Oh well...such is a mother's lot!
This week we're going to make something more adventurous.
Salt dough bugs and beetles to go with our flowers and garden pictures. This will produce bug models and provide cheap play dough for the days ahead. It's been raining endlessly here so it's been fun doing these in the kitchen with the radio on, waiting for the sun to return. (Some of us have started to forget what it looks like!) Anyway, this is a good one for a rainy day.
This is a very simple recipe. There are several more complex methods, but this one is the easiest and always works. You may want, or need , to spread this over several days. One day to make and bake the bugs, another day to paint them and another day to play with the play dough. (It will keep very happily in the fridge for a week.)
This is what we're aiming for....
This is what you will need....
A small cup for measuring. It doesn't matter what size, as long as you use the same cup for measuring everything.
3 cups of plain flour. Nothing fancy, just the ordinary flour from your cupboard .
1 cup of table salt.
1 cup of cold water.
Spoon for mixing ... then hands.

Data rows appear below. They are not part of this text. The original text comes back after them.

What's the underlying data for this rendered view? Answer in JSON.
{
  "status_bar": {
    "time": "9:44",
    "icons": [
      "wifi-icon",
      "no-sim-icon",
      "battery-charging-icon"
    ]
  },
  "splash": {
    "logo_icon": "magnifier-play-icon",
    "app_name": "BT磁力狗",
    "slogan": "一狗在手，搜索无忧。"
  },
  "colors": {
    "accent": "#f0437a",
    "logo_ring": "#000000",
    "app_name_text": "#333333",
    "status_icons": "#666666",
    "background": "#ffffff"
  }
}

Lollipopsticks, pastry cutters, rolling pin, ...anything to make shapes and marks. I find a wooden chopstick is the most useful thing .

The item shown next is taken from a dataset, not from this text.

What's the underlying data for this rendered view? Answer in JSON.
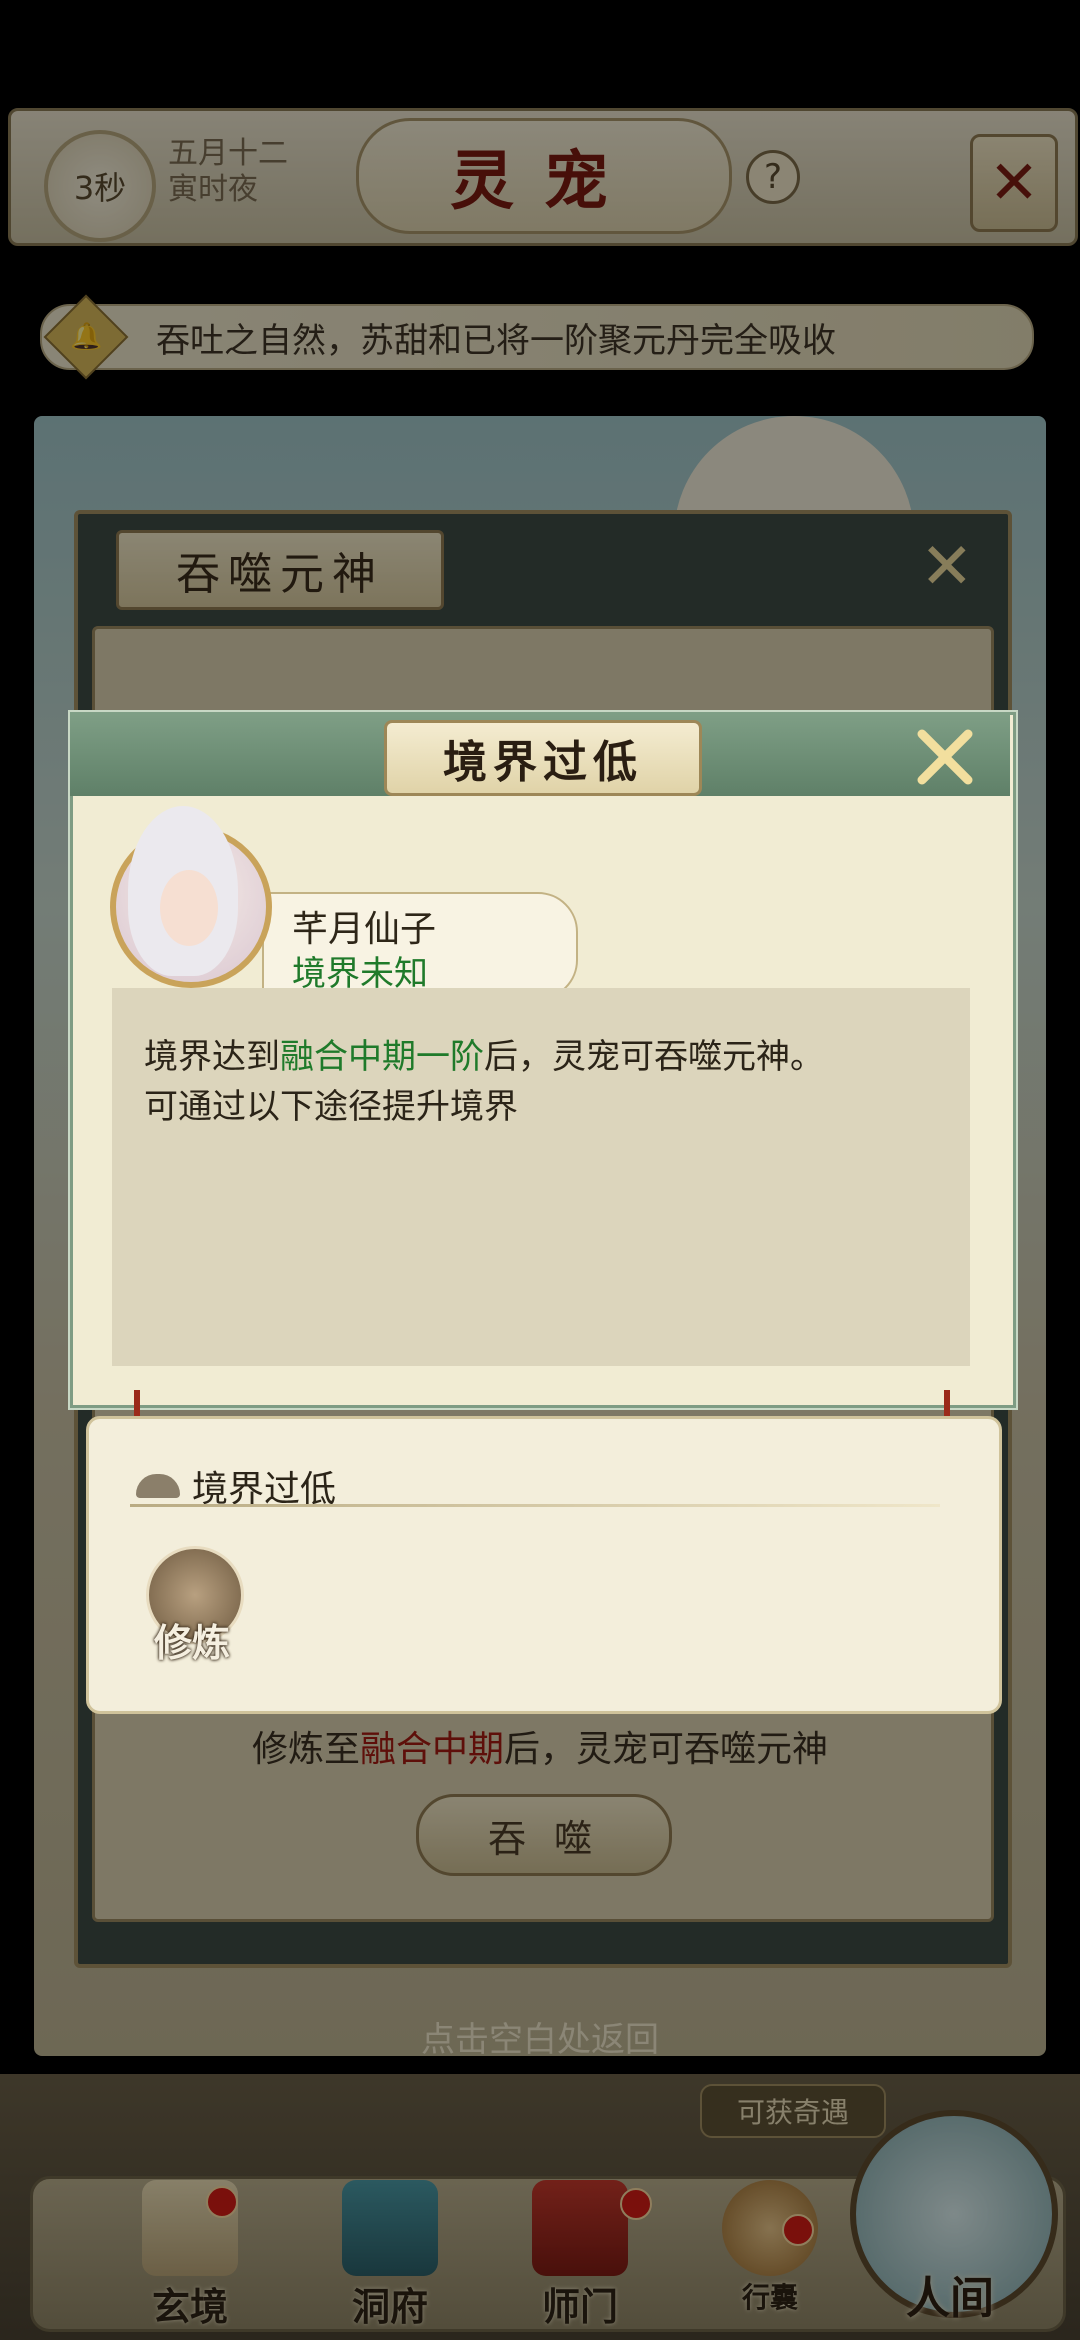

2 dessert spoons of vegetable oil.
Edible food colouring or flavouring to add scent to the dough.
Poster paint, same as last week.

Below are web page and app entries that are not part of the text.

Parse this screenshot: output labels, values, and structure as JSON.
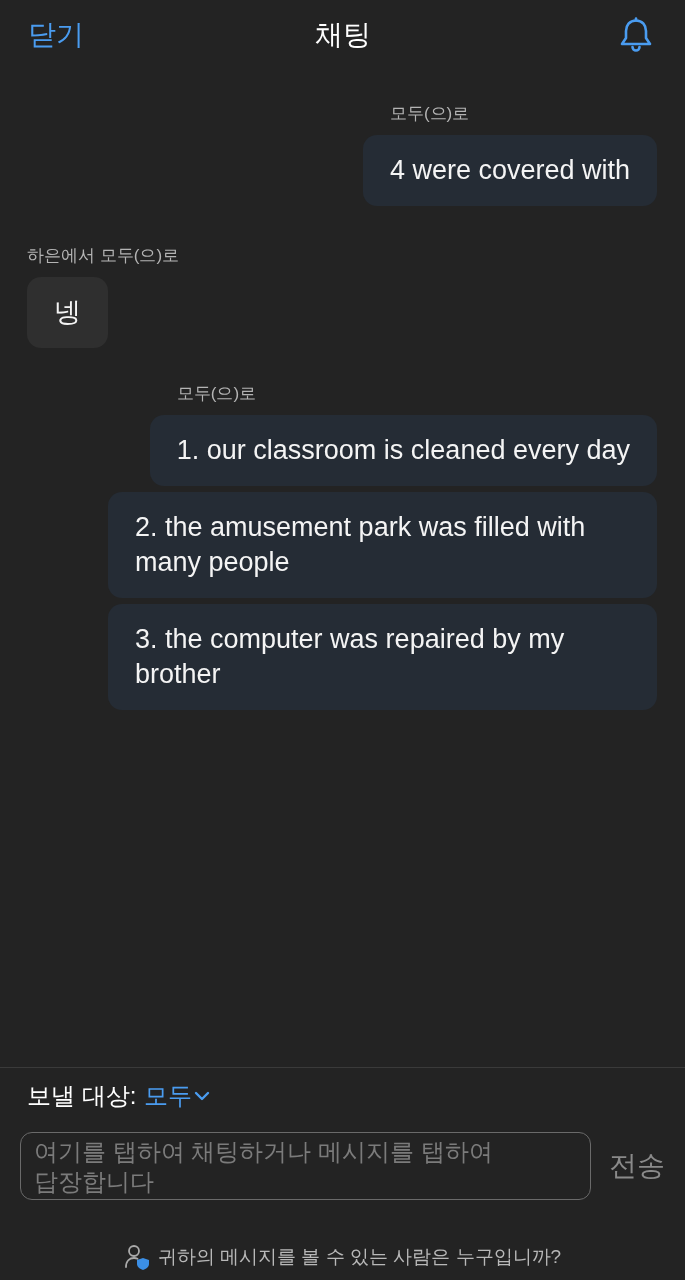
{
  "header": {
    "close_label": "닫기",
    "title": "채팅"
  },
  "messages": [
    {
      "kind": "outgoing",
      "label": "모두(으)로",
      "bubbles": [
        "4 were covered with"
      ]
    },
    {
      "kind": "incoming",
      "label": "하은에서 모두(으)로",
      "bubbles": [
        "넹"
      ]
    },
    {
      "kind": "outgoing",
      "label": "모두(으)로",
      "bubbles": [
        "1. our classroom is cleaned every day",
        "2. the amusement park was filled with many people",
        "3. the computer was repaired by my brother"
      ]
    }
  ],
  "composer": {
    "recipient_label": "보낼 대상:",
    "recipient": "모두",
    "input": {
      "placeholder": "여기를 탭하여 채팅하거나 메시지를 탭하여 답장합니다"
    },
    "send_button": {
      "label": "전송",
      "disabled": true
    }
  },
  "footer": {
    "privacy_link": "귀하의 메시지를 볼 수 있는 사람은 누구입니까?"
  }
}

Baking tray or oven/ microwave proof dish.
Wire cooling rack, if you have such a luxury.
Here's what to do....
1. Using the cup, measure 3 cups of flour, 1 cup of salt and 1 cup of cold water into a mixing bowl.
2. Stir up with a spoon or knife then use hands to make the dough into a ball.
3. Put half of the dough to one side. This is for the bugs.
4. Still in the bowl knead (squish and squash) the other half of the dough with 2 spoons of veggie oil and 2 teaspoons of food colouring. This makes coloured play dough.
You can add a flavouring like mint to give the play dough a fun smell when the children play with it. (Worryingly, my two like the smell of alcohol free rum flavouring.... mmmm!)
5. Put the coloured dough in the fridge in a plastic bag or plastic box. It will keep for at least a week in the fridge.
6. Now return to the plain dough. Knead the dough well then break into 4-6 pieces. Not too small.
7. Make each piece into a different bug.
Snails are the easiest .... roll out a long sausage of dough then curl it round to make a shell shape.
Butterflies need to be cut out of flattened dough.
Beetles have six legs and spiders have eight. (We checked, in the garden, hopefully without killing too many bugs !)
Tease the dough into legs and heads rather than sticking separate bits on. Bolt on bits drop off when cooked.
8. Now the tricky bit......The dough must dry out. Only grown-ups go near the cooker or microwave.
The thicker the dough the longer it takes.
In the oven on a lightly greased tray, for 1 hour at only 100 C, gas mark 1/4, 225 F.
OR microwave on low for ten minutes, then 3-4 on medium.
(Cook for longer if thicker. Stop cooking if it bubbles.)
The children can do all of this except the cooking part...safety first.
Aprons are a great help. My mum bought the kids two little aprons that they wore for everything. A brilliant granny gift !
Helpful hint.... Whilst the bugs are and cooking/cooling the children can "help" wash up, then play with the dough from the fridge. Don't bake it. Pop it back in the fridge afterwards to play with another day.
My daughter has just finished a rather expert tortoise, but then she's twelve and much more artistic than her mum.....apparently! You'll probably find that you can't resist having a go. I have made dough flowers and baskets and allsorts in the past. It's really relaxing, so why not ?
All that remains is to display your bugs on the windowsill or perhaps with some lollistick flowers. Really handsome bugs could be wrapped in tissue and given as homemade presents to unsuspecting relatives..
See you next week for more fun. Do send a comment or share what you have made.